Most Haunted Places in San Francisco


Every place holds eerie tales of strange happenings, made even more unsettling by the fact that the stories stem from something real in the not-so-distant past. It's all fun and games until you find yourself covered in goosebumps driving past that rundown house or hiking through that pitch-black neck of the woods alone...
As Halloween rolls around, we dare you to scope out some of San Francisco's best haunted places. They're probably right in your neighborhood. However, beware! Of going by yourself...

The Suicides of Sutro Forest
Today, the misty woods of Sutro Forest are one of San Francisco's most beautiful places to hike, but in 1904, the forest was so dark and so secluded, people would often go there for one thing: suicide. Eventually, some unlucky hikers stumbled upon the gruesome sight of decomposed bodies hanging from the trees. The forest was so dense that several bodies hung among the trees for weeks before they were found. Locals agree the forest is indeed haunted; I mean, what else would explain the sounds of hair-raising moans or shadowed figures shifting through the trees?

Chinese Immigrants of Cameron House
A red and gold charm hangs from every door in the Cameron House to seal in the spirits of immigrants who haunt this place...
In the 1880's, a 19-year-old missionary named Donaldina Cameron traversed the city, rescuing illegal female Chinese immigrants from violent and often short-lived lives of prostitution. The building served as a safe house for these young girls, where they were housed and cared for in their vulnerable states. The house though, was frequently under siege, both by brothel owners and immigration police alike. When the Cameron House was rebuilt after the 1906 earthquake, Donaldina made sure that the basement was newly constructed with hidden passages for the girls to hide. Tragically, the young girls burned to death behind the locked doors of these basement passages when locals set fire to the home. Their broken souls still haunt the premises, granting chilling appearances to guests and staff members alike.

Young Mr. Tarr of Curran Theater
In 1922, young Hewlett Tarr was working at the Curran Theater box office when Eddie Anderson attempted to rob the theater. On his way out, Anderson's gun accidentally fired and killed Mr. Tarr. Tarr has not left the theater ever since. He hangs around the lobby, showing his visage, as he chooses, in the reflection of the large mirror that hangs near the entrance.

Miss Mary Lake of Queen Anne Hotel
The hospitable ghost of Miss Mary Lake, the headmistress of the 1890's All-Girls Boarding School, now known as Queen Anne Hotel, is said to haunt rooms 410 and 414 because she was not ready to give up her school when it was purchased by another buyer. Guests report having their pillows fluffed, bags mysteriously unpacked for them, and even being tucked into bed.

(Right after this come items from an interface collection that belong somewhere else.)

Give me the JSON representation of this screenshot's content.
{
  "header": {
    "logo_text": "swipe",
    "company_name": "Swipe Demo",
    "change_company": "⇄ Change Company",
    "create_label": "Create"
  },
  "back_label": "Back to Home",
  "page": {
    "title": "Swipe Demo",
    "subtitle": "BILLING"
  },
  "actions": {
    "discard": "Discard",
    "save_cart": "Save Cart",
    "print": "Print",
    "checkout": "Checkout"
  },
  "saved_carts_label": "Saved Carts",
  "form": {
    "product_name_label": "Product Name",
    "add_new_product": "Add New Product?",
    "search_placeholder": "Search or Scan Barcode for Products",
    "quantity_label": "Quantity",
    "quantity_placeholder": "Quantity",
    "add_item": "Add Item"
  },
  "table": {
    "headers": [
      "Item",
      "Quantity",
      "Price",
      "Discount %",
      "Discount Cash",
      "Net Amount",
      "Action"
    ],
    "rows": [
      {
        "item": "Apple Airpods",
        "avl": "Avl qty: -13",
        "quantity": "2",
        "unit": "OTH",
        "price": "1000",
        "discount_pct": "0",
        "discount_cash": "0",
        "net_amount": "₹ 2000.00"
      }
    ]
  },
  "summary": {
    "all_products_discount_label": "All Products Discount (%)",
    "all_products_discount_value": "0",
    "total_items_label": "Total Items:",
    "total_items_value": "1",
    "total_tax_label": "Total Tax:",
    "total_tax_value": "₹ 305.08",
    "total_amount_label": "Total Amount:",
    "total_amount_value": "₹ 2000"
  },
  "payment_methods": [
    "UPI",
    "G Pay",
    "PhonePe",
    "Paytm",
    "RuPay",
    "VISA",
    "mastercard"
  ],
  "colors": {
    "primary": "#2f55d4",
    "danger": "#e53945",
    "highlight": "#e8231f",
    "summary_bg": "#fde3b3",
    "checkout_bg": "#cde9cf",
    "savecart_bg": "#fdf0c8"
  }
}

The Woman in White at Stow Lake
Decades ago, a young woman was walking her baby in a stroller around Stow Lake when she became tired and sat down on a bench to rest. Another woman joined her, but while they were chatting, the stroller silently rolled into the lake. When the woman realized her baby was gone, she panicked and dashed around Stow Lake for hours, asking strangers if they had seen her baby. According to the legend, the frantic mother eventually jumped into the lake and was never seen again. Late at night, she stalls cars, moves the statue on the lake, and approaches you in a white dress, asking you if you've seen her baby.



Christina Wong is a Bay Area native who loves to travel the world, but always finds her way back to California.